She expressed that she was grateful that her fellow coworkers and principal supported her, decorating her office, encouraging her to take a break when she was tired, and other things.
“They were very, very good for me,” she said.
One thing breast cancer has taught Reason is to embrace life, she said.
“The direction that you thought your life was going is totally going to change, not necessarily a bad direction, because I’ve learned so much about who my friends were, my family.
“But, it was very shocking. It was very hard to tell my parents, because my mother had gone through cancer, and to tell my kids. ... I think a lot of times the people know that the person that has cancer is going to go through chemo, they are going to lose their hair, and that’s not fun, and they are going to be tired, and that’s hard, but I don’t think they realize what spouses and family go through.”
Brian Reason took care of his wife during her treatment, tracking her medications and other aspects of her care. His father battled pancreatic cancer 25 years earlier, he said, and he said his wife’s cancer struggle brought back those memories.
“Mentally, it’s always in the back of your mind,” Brian Reason said. “But, when you get the diagnosis, there is only option, and that’s to fight it.”
When Brian was unable to go with her, her children and her parents sat through chemo treatments with her.
“It was very hard for them to watch what was happening.”
When Reason lost her hair, she said, her son and daughter, together with four of her grandchildren, had a “shaving party.”
One of her sons joined by video conference. Later, she said, her son told her that shaving her hair was one of the hardest things he ever done, although at the time, she said, she didn’t know.
“We were all having a good time,” she said. “Having a pizza party, four of the grandkids were there.”
Her children and grandchildren “gave her extra love when she needed it,” she said.
Though Reason completed chemotherapy, her cancer journey still continues. Reason had complete reconstructive surgery after her masectomy in Rapid City, Colorado.
“I think that has helped my mental health, more than my physical health.”
Reconstructive surgery took a total of seven trips, as its an extensive process, and she was out for a week for recovering from the surgery.
Her focus has been on getting her physical health to where it was, as she still gets tired.
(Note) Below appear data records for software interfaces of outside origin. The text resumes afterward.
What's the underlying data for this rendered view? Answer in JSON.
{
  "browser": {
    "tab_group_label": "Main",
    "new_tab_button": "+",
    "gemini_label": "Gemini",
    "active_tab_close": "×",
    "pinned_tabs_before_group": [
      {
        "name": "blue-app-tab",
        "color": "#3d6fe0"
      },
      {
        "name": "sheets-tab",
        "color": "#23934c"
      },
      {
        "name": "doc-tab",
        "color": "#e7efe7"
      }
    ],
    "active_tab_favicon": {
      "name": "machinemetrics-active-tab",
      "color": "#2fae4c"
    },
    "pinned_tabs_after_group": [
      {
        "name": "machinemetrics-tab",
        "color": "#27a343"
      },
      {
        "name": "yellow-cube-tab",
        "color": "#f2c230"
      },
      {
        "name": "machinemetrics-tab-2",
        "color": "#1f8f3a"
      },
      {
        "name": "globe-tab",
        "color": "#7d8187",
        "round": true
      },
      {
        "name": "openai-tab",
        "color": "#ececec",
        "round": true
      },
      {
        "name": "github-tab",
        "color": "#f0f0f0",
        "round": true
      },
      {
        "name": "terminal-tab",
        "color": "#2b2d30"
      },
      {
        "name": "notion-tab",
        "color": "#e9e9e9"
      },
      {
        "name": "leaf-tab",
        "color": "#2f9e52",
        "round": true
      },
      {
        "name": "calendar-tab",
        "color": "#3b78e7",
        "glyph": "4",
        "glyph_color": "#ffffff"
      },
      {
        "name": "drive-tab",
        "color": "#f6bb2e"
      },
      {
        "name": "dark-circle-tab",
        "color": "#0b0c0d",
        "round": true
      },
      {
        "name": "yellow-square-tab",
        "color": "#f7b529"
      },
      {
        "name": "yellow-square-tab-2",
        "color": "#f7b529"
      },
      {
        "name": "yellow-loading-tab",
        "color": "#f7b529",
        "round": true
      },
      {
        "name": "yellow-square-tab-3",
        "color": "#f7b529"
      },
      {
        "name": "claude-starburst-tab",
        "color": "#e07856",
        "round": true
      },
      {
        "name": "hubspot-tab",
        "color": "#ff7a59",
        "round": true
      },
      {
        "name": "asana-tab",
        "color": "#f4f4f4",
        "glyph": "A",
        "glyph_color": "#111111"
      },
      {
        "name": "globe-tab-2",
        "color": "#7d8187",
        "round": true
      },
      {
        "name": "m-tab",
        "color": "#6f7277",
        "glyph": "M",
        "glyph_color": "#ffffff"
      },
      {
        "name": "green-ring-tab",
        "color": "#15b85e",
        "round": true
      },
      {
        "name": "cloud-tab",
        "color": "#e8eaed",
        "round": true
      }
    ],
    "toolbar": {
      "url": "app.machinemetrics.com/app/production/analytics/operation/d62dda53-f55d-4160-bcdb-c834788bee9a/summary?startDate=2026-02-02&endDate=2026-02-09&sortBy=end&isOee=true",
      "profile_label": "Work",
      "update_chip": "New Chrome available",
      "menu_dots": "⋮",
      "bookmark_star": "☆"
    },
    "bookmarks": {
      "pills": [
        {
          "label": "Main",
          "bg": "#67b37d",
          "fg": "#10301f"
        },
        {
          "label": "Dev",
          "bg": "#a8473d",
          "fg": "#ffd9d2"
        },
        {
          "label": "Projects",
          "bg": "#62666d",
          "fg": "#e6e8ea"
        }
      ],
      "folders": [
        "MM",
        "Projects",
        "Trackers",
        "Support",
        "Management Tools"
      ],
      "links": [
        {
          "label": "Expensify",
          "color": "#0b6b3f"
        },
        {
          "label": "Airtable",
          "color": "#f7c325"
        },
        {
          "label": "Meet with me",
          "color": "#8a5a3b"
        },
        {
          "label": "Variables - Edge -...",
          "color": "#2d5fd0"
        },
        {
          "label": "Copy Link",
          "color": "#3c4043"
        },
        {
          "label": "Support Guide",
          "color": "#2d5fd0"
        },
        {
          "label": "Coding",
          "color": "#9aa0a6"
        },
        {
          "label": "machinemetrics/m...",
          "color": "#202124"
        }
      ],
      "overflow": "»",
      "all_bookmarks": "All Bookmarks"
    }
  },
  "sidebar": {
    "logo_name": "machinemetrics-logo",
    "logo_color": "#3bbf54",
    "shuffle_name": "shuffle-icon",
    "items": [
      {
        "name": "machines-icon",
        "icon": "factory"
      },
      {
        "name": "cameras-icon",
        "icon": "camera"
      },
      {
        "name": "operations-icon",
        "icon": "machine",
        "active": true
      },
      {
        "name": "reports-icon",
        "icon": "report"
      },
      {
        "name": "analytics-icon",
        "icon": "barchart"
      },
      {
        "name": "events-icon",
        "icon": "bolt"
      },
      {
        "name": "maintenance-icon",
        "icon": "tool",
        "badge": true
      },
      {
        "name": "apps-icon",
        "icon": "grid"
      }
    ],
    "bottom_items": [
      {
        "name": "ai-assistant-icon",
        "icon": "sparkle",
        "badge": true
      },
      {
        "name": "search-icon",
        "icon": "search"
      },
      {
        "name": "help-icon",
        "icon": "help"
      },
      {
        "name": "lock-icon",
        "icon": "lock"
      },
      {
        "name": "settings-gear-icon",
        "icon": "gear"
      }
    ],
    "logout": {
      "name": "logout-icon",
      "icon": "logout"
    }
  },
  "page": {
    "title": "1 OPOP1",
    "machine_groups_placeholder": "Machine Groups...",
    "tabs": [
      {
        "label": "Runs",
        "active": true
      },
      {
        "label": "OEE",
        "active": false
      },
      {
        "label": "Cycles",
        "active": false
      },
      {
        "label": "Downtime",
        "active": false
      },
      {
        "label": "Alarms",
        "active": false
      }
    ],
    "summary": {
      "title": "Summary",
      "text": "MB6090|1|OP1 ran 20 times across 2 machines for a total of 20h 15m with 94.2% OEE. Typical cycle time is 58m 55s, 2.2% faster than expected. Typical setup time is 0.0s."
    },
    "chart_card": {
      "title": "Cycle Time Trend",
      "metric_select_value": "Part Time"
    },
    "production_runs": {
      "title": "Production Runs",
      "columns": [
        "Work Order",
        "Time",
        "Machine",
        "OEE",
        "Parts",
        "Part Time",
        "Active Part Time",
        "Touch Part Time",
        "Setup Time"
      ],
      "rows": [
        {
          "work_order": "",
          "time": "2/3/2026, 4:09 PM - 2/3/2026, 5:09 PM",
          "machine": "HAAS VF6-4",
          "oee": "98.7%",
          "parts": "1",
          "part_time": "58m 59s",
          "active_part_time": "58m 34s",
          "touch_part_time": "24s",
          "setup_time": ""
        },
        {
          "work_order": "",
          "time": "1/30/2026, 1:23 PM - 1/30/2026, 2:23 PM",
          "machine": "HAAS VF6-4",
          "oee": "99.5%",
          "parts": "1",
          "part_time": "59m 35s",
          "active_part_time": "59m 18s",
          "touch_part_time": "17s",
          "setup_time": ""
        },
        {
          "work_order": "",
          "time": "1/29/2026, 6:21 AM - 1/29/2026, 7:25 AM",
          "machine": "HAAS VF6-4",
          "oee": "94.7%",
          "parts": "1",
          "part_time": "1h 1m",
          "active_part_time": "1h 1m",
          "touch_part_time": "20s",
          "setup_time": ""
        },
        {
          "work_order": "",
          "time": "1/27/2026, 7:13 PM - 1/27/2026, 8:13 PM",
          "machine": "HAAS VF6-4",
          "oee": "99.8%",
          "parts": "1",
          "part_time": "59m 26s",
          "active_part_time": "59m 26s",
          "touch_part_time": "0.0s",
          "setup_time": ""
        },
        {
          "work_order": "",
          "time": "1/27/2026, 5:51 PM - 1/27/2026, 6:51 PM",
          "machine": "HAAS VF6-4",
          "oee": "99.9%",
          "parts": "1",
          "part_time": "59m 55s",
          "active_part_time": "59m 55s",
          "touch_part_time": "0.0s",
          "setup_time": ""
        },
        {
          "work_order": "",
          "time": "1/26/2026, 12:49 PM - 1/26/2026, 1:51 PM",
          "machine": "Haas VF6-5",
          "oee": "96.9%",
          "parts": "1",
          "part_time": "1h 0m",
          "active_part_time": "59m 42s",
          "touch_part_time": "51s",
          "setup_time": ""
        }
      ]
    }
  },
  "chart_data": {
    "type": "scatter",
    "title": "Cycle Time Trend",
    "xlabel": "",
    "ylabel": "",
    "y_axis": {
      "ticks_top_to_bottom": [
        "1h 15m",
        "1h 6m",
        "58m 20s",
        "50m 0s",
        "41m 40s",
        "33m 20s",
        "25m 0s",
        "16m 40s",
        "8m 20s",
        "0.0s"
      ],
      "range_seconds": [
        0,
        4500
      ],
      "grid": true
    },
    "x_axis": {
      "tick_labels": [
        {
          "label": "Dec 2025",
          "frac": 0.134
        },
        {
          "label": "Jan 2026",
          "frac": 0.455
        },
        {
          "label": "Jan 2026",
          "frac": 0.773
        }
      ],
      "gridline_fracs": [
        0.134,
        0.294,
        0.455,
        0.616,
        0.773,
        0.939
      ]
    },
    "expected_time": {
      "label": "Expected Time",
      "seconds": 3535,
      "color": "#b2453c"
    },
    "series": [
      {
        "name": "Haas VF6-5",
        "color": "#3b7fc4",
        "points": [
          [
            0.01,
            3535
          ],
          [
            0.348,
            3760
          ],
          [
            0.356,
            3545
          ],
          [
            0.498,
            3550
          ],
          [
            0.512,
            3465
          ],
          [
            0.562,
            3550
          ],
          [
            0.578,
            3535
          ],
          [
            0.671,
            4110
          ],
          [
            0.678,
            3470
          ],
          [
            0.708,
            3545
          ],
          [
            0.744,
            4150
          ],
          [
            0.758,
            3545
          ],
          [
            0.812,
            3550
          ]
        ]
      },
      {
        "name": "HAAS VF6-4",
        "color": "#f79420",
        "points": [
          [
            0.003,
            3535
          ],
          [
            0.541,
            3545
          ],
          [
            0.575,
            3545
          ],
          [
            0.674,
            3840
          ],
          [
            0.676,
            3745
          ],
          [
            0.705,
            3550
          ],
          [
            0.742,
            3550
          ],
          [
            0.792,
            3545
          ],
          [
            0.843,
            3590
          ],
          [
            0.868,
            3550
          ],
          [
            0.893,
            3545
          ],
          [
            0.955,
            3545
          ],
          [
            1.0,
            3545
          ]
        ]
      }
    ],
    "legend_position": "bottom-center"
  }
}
She has appointments every three months with her oncologist and still has to take medication and will do so for another eight years.
The couple attended a cancer support group, which is 12 weeks, and seeing the other patients and their families “is just overwhelming. But, you can’t let it consume you,” he said.
Brian Reason said he is also thankful for all the people, in the community and even around the country who would offer support to her and her family. He called the local cancer treatment “top notch” as far as its professionalism and compassion.
“This is a journey that no one wants to take, but we have met a lot of awesome people along the way,” he said.
She said she talks to anyone about her cancer struggle — that there is life after the diagnosis, and also early detection. She believes her self-exams helped her to find her cancer at an early stage.
Reason said she has been to Camp Hope twice and made amazing friends in other areas.
“We have to continue to look at the positives that come around. The glass is half full, not half empty.”